- [RECORDS FOR THE TASK]:

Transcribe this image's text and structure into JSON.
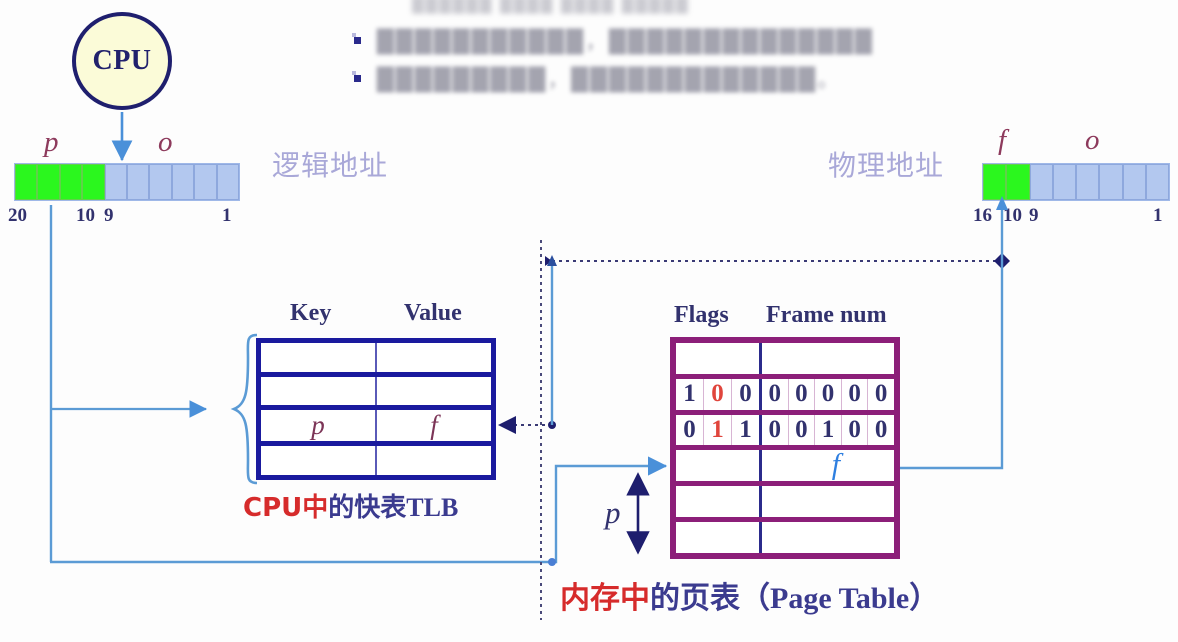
{
  "diagram": {
    "title_hidden": "",
    "cpu": {
      "label": "CPU"
    },
    "header_notes": {
      "line0": "██████ ████ ████ █████",
      "line1": "███████████，██████████████",
      "line2": "█████████，█████████████。"
    },
    "logical_address": {
      "caption": "逻辑地址",
      "field_p": "p",
      "field_o": "o",
      "bit_high": "20",
      "bit_split_high": "10",
      "bit_split_low": "9",
      "bit_low": "1",
      "green_cells": 4,
      "blue_cells": 6
    },
    "physical_address": {
      "caption": "物理地址",
      "field_f": "f",
      "field_o": "o",
      "bit_high": "16",
      "bit_split_high": "10",
      "bit_split_low": "9",
      "bit_low": "1",
      "green_cells": 2,
      "blue_cells": 6
    },
    "tlb": {
      "col_key": "Key",
      "col_value": "Value",
      "rows": [
        {
          "key": "",
          "value": ""
        },
        {
          "key": "",
          "value": ""
        },
        {
          "key": "p",
          "value": "f"
        },
        {
          "key": "",
          "value": ""
        }
      ],
      "caption_red": "CPU中",
      "caption_navy": "的快表",
      "caption_navy_tail": "TLB"
    },
    "page_table": {
      "col_flags": "Flags",
      "col_frame": "Frame num",
      "rows": [
        {
          "flags": [],
          "frame": [],
          "frame_text": ""
        },
        {
          "flags": [
            "1",
            "0",
            "0"
          ],
          "flags_red_index": 1,
          "frame": [
            "0",
            "0",
            "0",
            "0",
            "0"
          ],
          "frame_text": ""
        },
        {
          "flags": [
            "0",
            "1",
            "1"
          ],
          "flags_red_index": 1,
          "frame": [
            "0",
            "0",
            "1",
            "0",
            "0"
          ],
          "frame_text": ""
        },
        {
          "flags": [],
          "frame": [],
          "frame_text": "f"
        },
        {
          "flags": [],
          "frame": [],
          "frame_text": ""
        },
        {
          "flags": [],
          "frame": [],
          "frame_text": ""
        }
      ],
      "offset_marker": "p",
      "caption_red": "内存中",
      "caption_navy": "的页表",
      "caption_paren": "（Page Table）"
    },
    "colors": {
      "cpu_fill": "#fbfbd8",
      "cpu_border": "#1f1f6e",
      "green_cell": "#2bf71e",
      "blue_cell": "#b3c8ef",
      "tlb_border": "#1a1a9e",
      "page_table_border": "#8c1f79",
      "connector_blue": "#5b9bd5",
      "accent_red": "#d62b2b",
      "navy_text": "#32326e",
      "cn_label": "#a9a8d8",
      "italic_var": "#8d3a5c"
    }
  }
}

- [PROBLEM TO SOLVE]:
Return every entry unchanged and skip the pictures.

- [RESULT BELOW]:
Transcribe this image's text and structure into JSON.
{
  "diagram": {
    "title_hidden": "",
    "cpu": {
      "label": "CPU"
    },
    "header_notes": {
      "line0": "██████ ████ ████ █████",
      "line1": "███████████，██████████████",
      "line2": "█████████，█████████████。"
    },
    "logical_address": {
      "caption": "逻辑地址",
      "field_p": "p",
      "field_o": "o",
      "bit_high": "20",
      "bit_split_high": "10",
      "bit_split_low": "9",
      "bit_low": "1",
      "green_cells": 4,
      "blue_cells": 6
    },
    "physical_address": {
      "caption": "物理地址",
      "field_f": "f",
      "field_o": "o",
      "bit_high": "16",
      "bit_split_high": "10",
      "bit_split_low": "9",
      "bit_low": "1",
      "green_cells": 2,
      "blue_cells": 6
    },
    "tlb": {
      "col_key": "Key",
      "col_value": "Value",
      "rows": [
        {
          "key": "",
          "value": ""
        },
        {
          "key": "",
          "value": ""
        },
        {
          "key": "p",
          "value": "f"
        },
        {
          "key": "",
          "value": ""
        }
      ],
      "caption_red": "CPU中",
      "caption_navy": "的快表",
      "caption_navy_tail": "TLB"
    },
    "page_table": {
      "col_flags": "Flags",
      "col_frame": "Frame num",
      "rows": [
        {
          "flags": [],
          "frame": [],
          "frame_text": ""
        },
        {
          "flags": [
            "1",
            "0",
            "0"
          ],
          "flags_red_index": 1,
          "frame": [
            "0",
            "0",
            "0",
            "0",
            "0"
          ],
          "frame_text": ""
        },
        {
          "flags": [
            "0",
            "1",
            "1"
          ],
          "flags_red_index": 1,
          "frame": [
            "0",
            "0",
            "1",
            "0",
            "0"
          ],
          "frame_text": ""
        },
        {
          "flags": [],
          "frame": [],
          "frame_text": "f"
        },
        {
          "flags": [],
          "frame": [],
          "frame_text": ""
        },
        {
          "flags": [],
          "frame": [],
          "frame_text": ""
        }
      ],
      "offset_marker": "p",
      "caption_red": "内存中",
      "caption_navy": "的页表",
      "caption_paren": "（Page Table）"
    },
    "colors": {
      "cpu_fill": "#fbfbd8",
      "cpu_border": "#1f1f6e",
      "green_cell": "#2bf71e",
      "blue_cell": "#b3c8ef",
      "tlb_border": "#1a1a9e",
      "page_table_border": "#8c1f79",
      "connector_blue": "#5b9bd5",
      "accent_red": "#d62b2b",
      "navy_text": "#32326e",
      "cn_label": "#a9a8d8",
      "italic_var": "#8d3a5c"
    }
  }
}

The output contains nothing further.